_EXERCISE:_
Write each line below back out exactly, omitting its pictures.

(Data about app and page elements)
+ + + +

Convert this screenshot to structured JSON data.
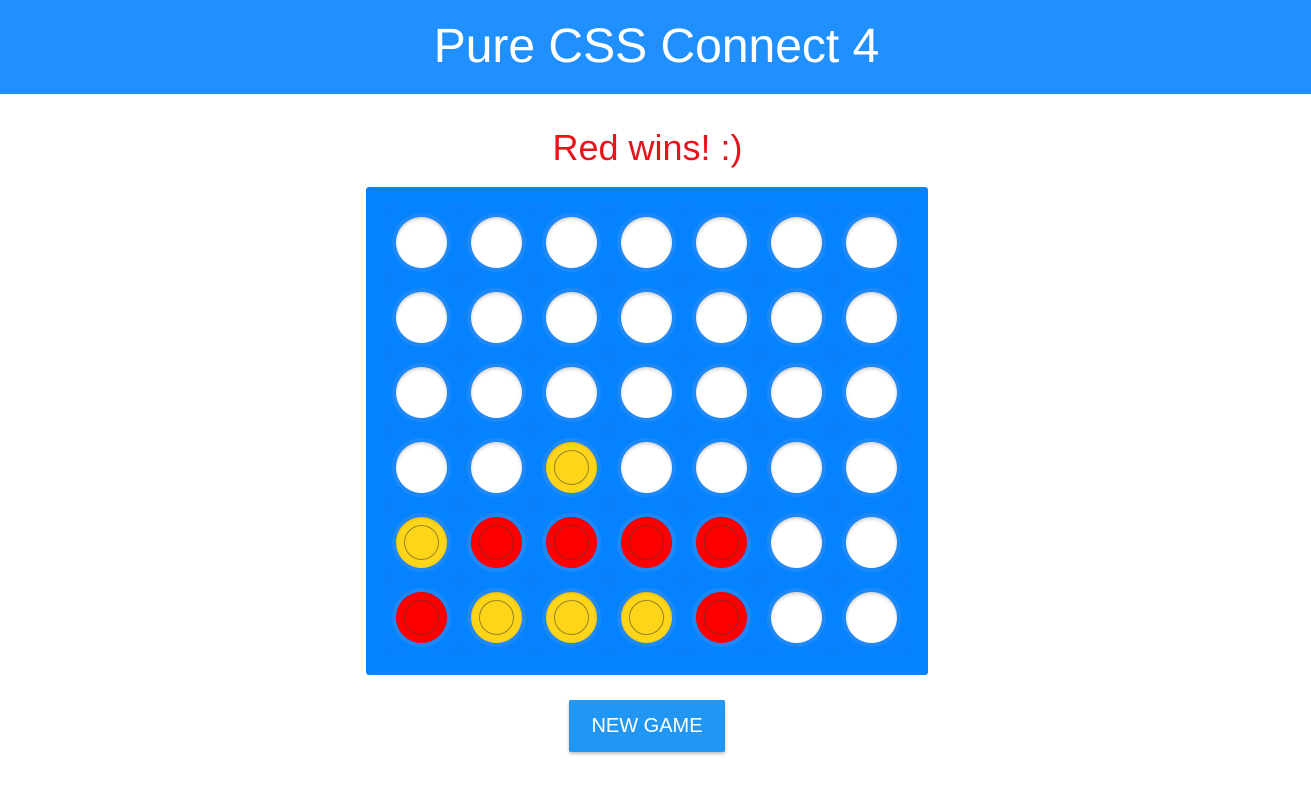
{
  "header": {
    "title": "Pure CSS Connect 4"
  },
  "status": {
    "message": "Red wins! :)"
  },
  "board": {
    "columns": 7,
    "rows": 6,
    "cells": [
      [
        "empty",
        "empty",
        "empty",
        "empty",
        "empty",
        "empty",
        "empty"
      ],
      [
        "empty",
        "empty",
        "empty",
        "empty",
        "empty",
        "empty",
        "empty"
      ],
      [
        "empty",
        "empty",
        "empty",
        "empty",
        "empty",
        "empty",
        "empty"
      ],
      [
        "empty",
        "empty",
        "yellow",
        "empty",
        "empty",
        "empty",
        "empty"
      ],
      [
        "yellow",
        "red",
        "red",
        "red",
        "red",
        "empty",
        "empty"
      ],
      [
        "red",
        "yellow",
        "yellow",
        "yellow",
        "red",
        "empty",
        "empty"
      ]
    ]
  },
  "actions": {
    "new_game_label": "NEW GAME"
  },
  "colors": {
    "header_bg": "#2190ff",
    "board_bg": "#0583ff",
    "cell_bg": "#1f8ff5",
    "red_disc": "#ff0000",
    "yellow_disc": "#ffd519",
    "empty_disc": "#ffffff",
    "status_text": "#e8141c",
    "button_bg": "#2196f3"
  }
}
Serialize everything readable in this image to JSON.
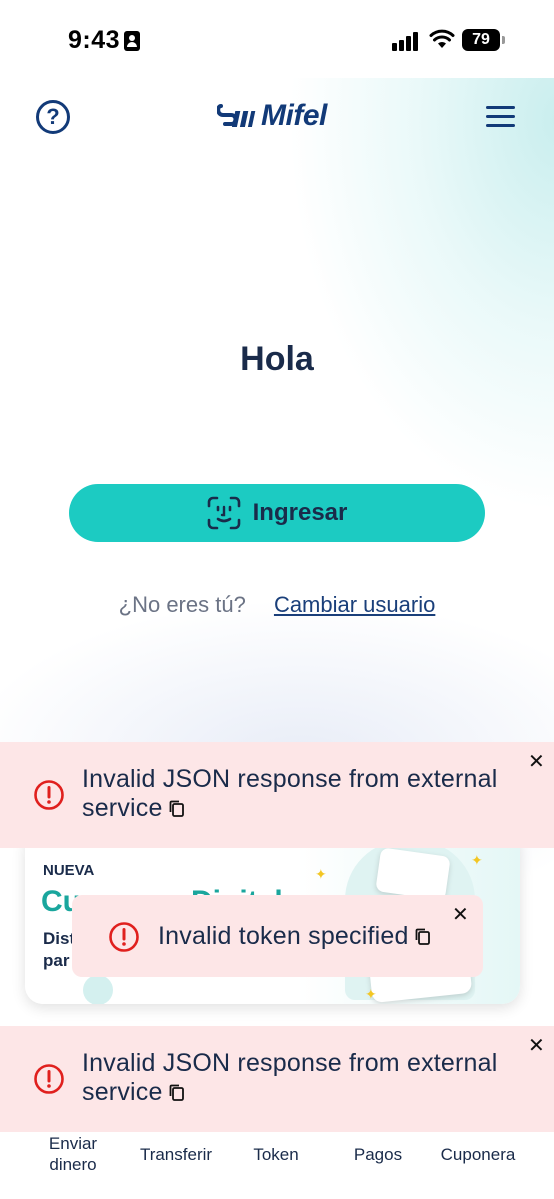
{
  "status_bar": {
    "time": "9:43",
    "battery": "79",
    "icons": [
      "person-badge-icon",
      "cellular-signal-icon",
      "wifi-icon",
      "battery-icon"
    ]
  },
  "header": {
    "help_icon": "question-circle-icon",
    "help_glyph": "?",
    "logo_text": "Mifel",
    "menu_icon": "hamburger-menu-icon"
  },
  "main": {
    "greeting": "Hola",
    "login_button_label": "Ingresar",
    "login_icon": "face-id-icon",
    "not_you_question": "¿No eres tú?",
    "change_user_link": "Cambiar usuario"
  },
  "promo": {
    "badge": "NUEVA",
    "title_partial_left": "Cu",
    "title_partial_right": "Digital",
    "desc_line1": "Dist",
    "desc_line2": "par"
  },
  "toasts": [
    {
      "message_line1": "Invalid JSON response from external",
      "message_line2": "service"
    },
    {
      "message": "Invalid token specified"
    },
    {
      "message_line1": "Invalid JSON response from external",
      "message_line2": "service"
    }
  ],
  "bottom_nav": {
    "items": [
      {
        "label_line1": "Enviar",
        "label_line2": "dinero"
      },
      {
        "label": "Transferir"
      },
      {
        "label": "Token"
      },
      {
        "label": "Pagos"
      },
      {
        "label": "Cuponera"
      }
    ]
  },
  "colors": {
    "brand_navy": "#123a78",
    "accent_teal": "#1ccbc2",
    "toast_bg": "#fde6e7",
    "error_red": "#e0201e"
  }
}
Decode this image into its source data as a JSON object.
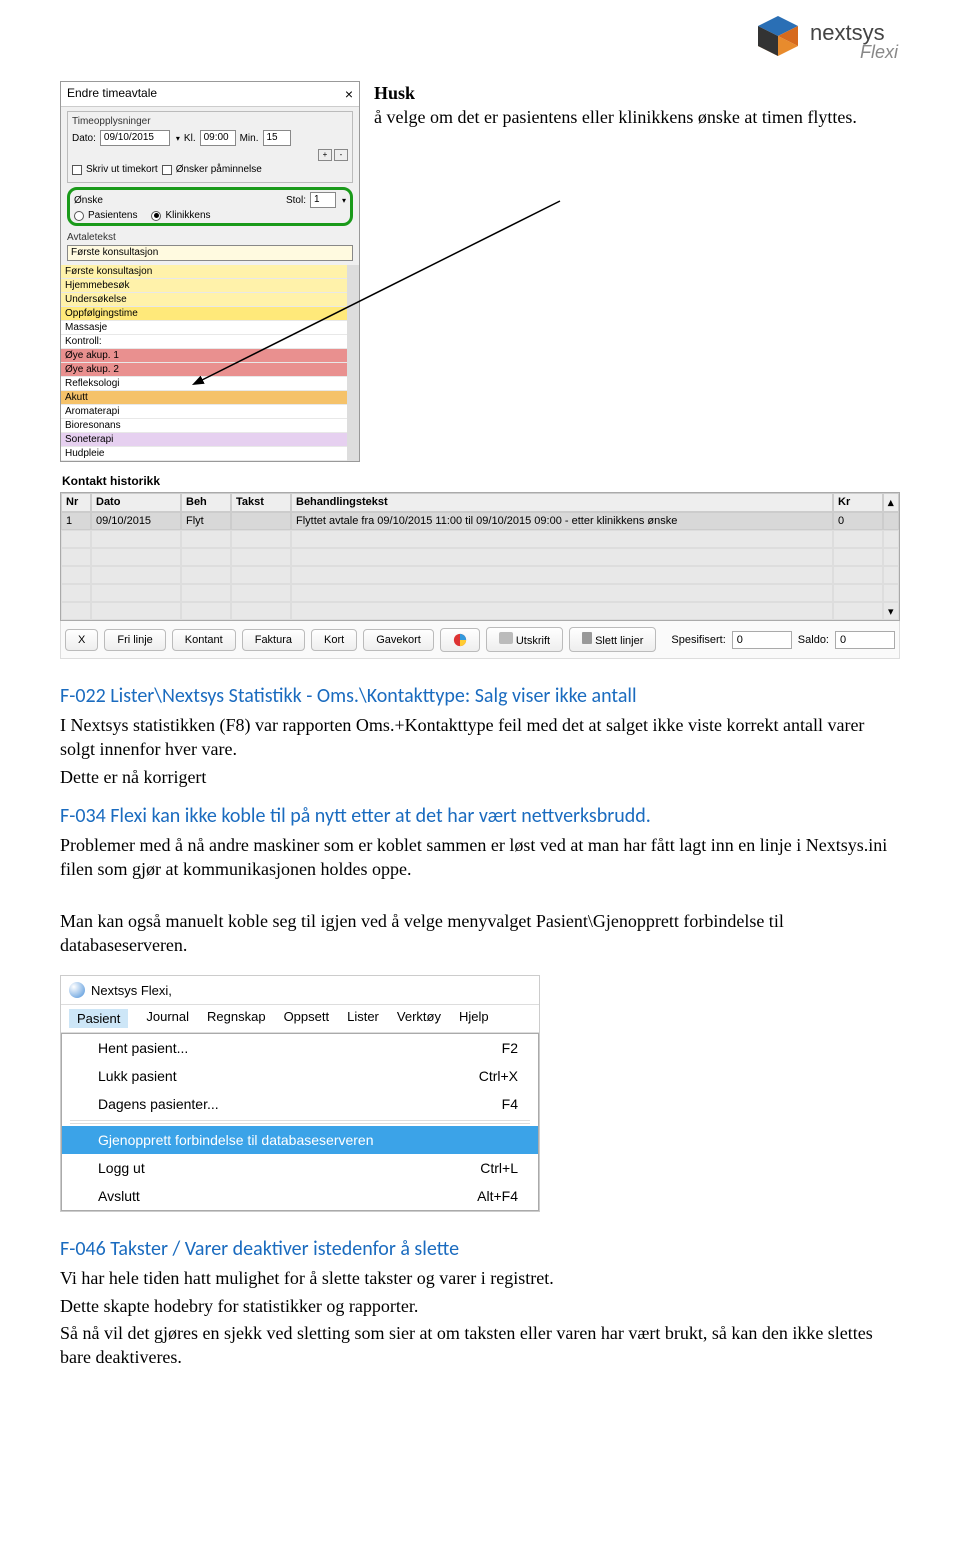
{
  "logo": {
    "brand": "nextsys",
    "sub": "Flexi"
  },
  "dialog": {
    "title": "Endre timeavtale",
    "group_time": "Timeopplysninger",
    "dato_label": "Dato:",
    "dato_value": "09/10/2015",
    "kl_label": "Kl.",
    "kl_value": "09:00",
    "min_label": "Min.",
    "min_value": "15",
    "chk_timekort": "Skriv ut timekort",
    "chk_paminnelse": "Ønsker påminnelse",
    "onske_label": "Ønske",
    "radio_pasientens": "Pasientens",
    "radio_klinikkens": "Klinikkens",
    "stol_label": "Stol:",
    "stol_value": "1",
    "group_avtale": "Avtaletekst",
    "avtale_first": "Første konsultasjon",
    "avtale_items": [
      "Første konsultasjon",
      "Hjemmebesøk",
      "Undersøkelse",
      "Oppfølgingstime",
      "Massasje",
      "Kontroll:",
      "Øye akup. 1",
      "Øye akup. 2",
      "Refleksologi",
      "Akutt",
      "Aromaterapi",
      "Bioresonans",
      "Soneterapi",
      "Hudpleie"
    ]
  },
  "instruct": {
    "l1": "Husk",
    "l2": "å velge om det er pasientens eller klinikkens ønske at timen flyttes."
  },
  "kontakt": {
    "title": "Kontakt historikk",
    "cols": {
      "nr": "Nr",
      "dato": "Dato",
      "beh": "Beh",
      "takst": "Takst",
      "tekst": "Behandlingstekst",
      "kr": "Kr"
    },
    "row": {
      "nr": "1",
      "dato": "09/10/2015",
      "beh": "Flyt",
      "takst": "",
      "tekst": "Flyttet avtale fra 09/10/2015 11:00 til 09/10/2015 09:00 - etter klinikkens ønske",
      "kr": "0"
    }
  },
  "toolbar": {
    "x": "X",
    "fri": "Fri linje",
    "kontant": "Kontant",
    "faktura": "Faktura",
    "kort": "Kort",
    "gavekort": "Gavekort",
    "utskrift": "Utskrift",
    "slett": "Slett linjer",
    "spes_label": "Spesifisert:",
    "spes_val": "0",
    "saldo_label": "Saldo:",
    "saldo_val": "0"
  },
  "f022": {
    "heading": "F-022 Lister\\Nextsys Statistikk - Oms.\\Kontakttype:  Salg viser ikke antall",
    "p1": "I Nextsys statistikken (F8) var rapporten Oms.+Kontakttype feil med det at salget ikke viste korrekt antall varer solgt innenfor hver vare.",
    "p2": "Dette er nå korrigert"
  },
  "f034": {
    "heading": "F-034 Flexi kan ikke koble til på nytt etter at det har vært nettverksbrudd.",
    "p1": "Problemer med å nå andre maskiner som er koblet sammen er løst ved at man har fått lagt inn en linje i Nextsys.ini filen som gjør at kommunikasjonen holdes oppe.",
    "p2": "Man kan også manuelt koble seg til igjen ved å velge menyvalget Pasient\\Gjenopprett forbindelse til databaseserveren."
  },
  "menu": {
    "app_title": "Nextsys Flexi,",
    "bar": [
      "Pasient",
      "Journal",
      "Regnskap",
      "Oppsett",
      "Lister",
      "Verktøy",
      "Hjelp"
    ],
    "items": [
      {
        "label": "Hent pasient...",
        "shortcut": "F2"
      },
      {
        "label": "Lukk pasient",
        "shortcut": "Ctrl+X"
      },
      {
        "label": "Dagens pasienter...",
        "shortcut": "F4"
      }
    ],
    "highlight": {
      "label": "Gjenopprett forbindelse til databaseserveren",
      "shortcut": ""
    },
    "items2": [
      {
        "label": "Logg ut",
        "shortcut": "Ctrl+L"
      },
      {
        "label": "Avslutt",
        "shortcut": "Alt+F4"
      }
    ]
  },
  "f046": {
    "heading": "F-046 Takster / Varer deaktiver istedenfor å slette",
    "p1": "Vi har hele tiden hatt mulighet for å slette takster og varer i registret.",
    "p2": "Dette skapte hodebry for statistikker og rapporter.",
    "p3": "Så nå vil det gjøres en sjekk ved sletting som sier at om taksten eller varen har vært brukt, så kan den ikke slettes bare deaktiveres."
  }
}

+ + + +

_TASK OUTPUT:_
Convert this screenshot to structured JSON data.
{
  "header": {
    "title": "Pure CSS Connect 4"
  },
  "status": {
    "message": "Red wins! :)"
  },
  "board": {
    "columns": 7,
    "rows": 6,
    "cells": [
      [
        "empty",
        "empty",
        "empty",
        "empty",
        "empty",
        "empty",
        "empty"
      ],
      [
        "empty",
        "empty",
        "empty",
        "empty",
        "empty",
        "empty",
        "empty"
      ],
      [
        "empty",
        "empty",
        "empty",
        "empty",
        "empty",
        "empty",
        "empty"
      ],
      [
        "empty",
        "empty",
        "yellow",
        "empty",
        "empty",
        "empty",
        "empty"
      ],
      [
        "yellow",
        "red",
        "red",
        "red",
        "red",
        "empty",
        "empty"
      ],
      [
        "red",
        "yellow",
        "yellow",
        "yellow",
        "red",
        "empty",
        "empty"
      ]
    ]
  },
  "actions": {
    "new_game_label": "NEW GAME"
  },
  "colors": {
    "header_bg": "#2190ff",
    "board_bg": "#0583ff",
    "cell_bg": "#1f8ff5",
    "red_disc": "#ff0000",
    "yellow_disc": "#ffd519",
    "empty_disc": "#ffffff",
    "status_text": "#e8141c",
    "button_bg": "#2196f3"
  }
}
Serialize everything readable in this image to JSON.
{
  "status_bar": {
    "time": "9:43",
    "battery": "79",
    "icons": [
      "person-badge-icon",
      "cellular-signal-icon",
      "wifi-icon",
      "battery-icon"
    ]
  },
  "header": {
    "help_icon": "question-circle-icon",
    "help_glyph": "?",
    "logo_text": "Mifel",
    "menu_icon": "hamburger-menu-icon"
  },
  "main": {
    "greeting": "Hola",
    "login_button_label": "Ingresar",
    "login_icon": "face-id-icon",
    "not_you_question": "¿No eres tú?",
    "change_user_link": "Cambiar usuario"
  },
  "promo": {
    "badge": "NUEVA",
    "title_partial_left": "Cu",
    "title_partial_right": "Digital",
    "desc_line1": "Dist",
    "desc_line2": "par"
  },
  "toasts": [
    {
      "message_line1": "Invalid JSON response from external",
      "message_line2": "service"
    },
    {
      "message": "Invalid token specified"
    },
    {
      "message_line1": "Invalid JSON response from external",
      "message_line2": "service"
    }
  ],
  "bottom_nav": {
    "items": [
      {
        "label_line1": "Enviar",
        "label_line2": "dinero"
      },
      {
        "label": "Transferir"
      },
      {
        "label": "Token"
      },
      {
        "label": "Pagos"
      },
      {
        "label": "Cuponera"
      }
    ]
  },
  "colors": {
    "brand_navy": "#123a78",
    "accent_teal": "#1ccbc2",
    "toast_bg": "#fde6e7",
    "error_red": "#e0201e"
  }
}
Decode this image into its source data as a JSON object.
{
  "logo": {
    "brand": "nextsys",
    "sub": "Flexi"
  },
  "dialog": {
    "title": "Endre timeavtale",
    "group_time": "Timeopplysninger",
    "dato_label": "Dato:",
    "dato_value": "09/10/2015",
    "kl_label": "Kl.",
    "kl_value": "09:00",
    "min_label": "Min.",
    "min_value": "15",
    "chk_timekort": "Skriv ut timekort",
    "chk_paminnelse": "Ønsker påminnelse",
    "onske_label": "Ønske",
    "radio_pasientens": "Pasientens",
    "radio_klinikkens": "Klinikkens",
    "stol_label": "Stol:",
    "stol_value": "1",
    "group_avtale": "Avtaletekst",
    "avtale_first": "Første konsultasjon",
    "avtale_items": [
      "Første konsultasjon",
      "Hjemmebesøk",
      "Undersøkelse",
      "Oppfølgingstime",
      "Massasje",
      "Kontroll:",
      "Øye akup. 1",
      "Øye akup. 2",
      "Refleksologi",
      "Akutt",
      "Aromaterapi",
      "Bioresonans",
      "Soneterapi",
      "Hudpleie"
    ]
  },
  "instruct": {
    "l1": "Husk",
    "l2": "å velge om det er pasientens eller klinikkens ønske at timen flyttes."
  },
  "kontakt": {
    "title": "Kontakt historikk",
    "cols": {
      "nr": "Nr",
      "dato": "Dato",
      "beh": "Beh",
      "takst": "Takst",
      "tekst": "Behandlingstekst",
      "kr": "Kr"
    },
    "row": {
      "nr": "1",
      "dato": "09/10/2015",
      "beh": "Flyt",
      "takst": "",
      "tekst": "Flyttet avtale fra 09/10/2015 11:00 til 09/10/2015 09:00 - etter klinikkens ønske",
      "kr": "0"
    }
  },
  "toolbar": {
    "x": "X",
    "fri": "Fri linje",
    "kontant": "Kontant",
    "faktura": "Faktura",
    "kort": "Kort",
    "gavekort": "Gavekort",
    "utskrift": "Utskrift",
    "slett": "Slett linjer",
    "spes_label": "Spesifisert:",
    "spes_val": "0",
    "saldo_label": "Saldo:",
    "saldo_val": "0"
  },
  "f022": {
    "heading": "F-022 Lister\\Nextsys Statistikk - Oms.\\Kontakttype:  Salg viser ikke antall",
    "p1": "I Nextsys statistikken (F8) var rapporten Oms.+Kontakttype feil med det at salget ikke viste korrekt antall varer solgt innenfor hver vare.",
    "p2": "Dette er nå korrigert"
  },
  "f034": {
    "heading": "F-034 Flexi kan ikke koble til på nytt etter at det har vært nettverksbrudd.",
    "p1": "Problemer med å nå andre maskiner som er koblet sammen er løst ved at man har fått lagt inn en linje i Nextsys.ini filen som gjør at kommunikasjonen holdes oppe.",
    "p2": "Man kan også manuelt koble seg til igjen ved å velge menyvalget Pasient\\Gjenopprett forbindelse til databaseserveren."
  },
  "menu": {
    "app_title": "Nextsys Flexi,",
    "bar": [
      "Pasient",
      "Journal",
      "Regnskap",
      "Oppsett",
      "Lister",
      "Verktøy",
      "Hjelp"
    ],
    "items": [
      {
        "label": "Hent pasient...",
        "shortcut": "F2"
      },
      {
        "label": "Lukk pasient",
        "shortcut": "Ctrl+X"
      },
      {
        "label": "Dagens pasienter...",
        "shortcut": "F4"
      }
    ],
    "highlight": {
      "label": "Gjenopprett forbindelse til databaseserveren",
      "shortcut": ""
    },
    "items2": [
      {
        "label": "Logg ut",
        "shortcut": "Ctrl+L"
      },
      {
        "label": "Avslutt",
        "shortcut": "Alt+F4"
      }
    ]
  },
  "f046": {
    "heading": "F-046 Takster / Varer deaktiver istedenfor å slette",
    "p1": "Vi har hele tiden hatt mulighet for å slette takster og varer i registret.",
    "p2": "Dette skapte hodebry for statistikker og rapporter.",
    "p3": "Så nå vil det gjøres en sjekk ved sletting som sier at om taksten eller varen har vært brukt, så kan den ikke slettes bare deaktiveres."
  }
}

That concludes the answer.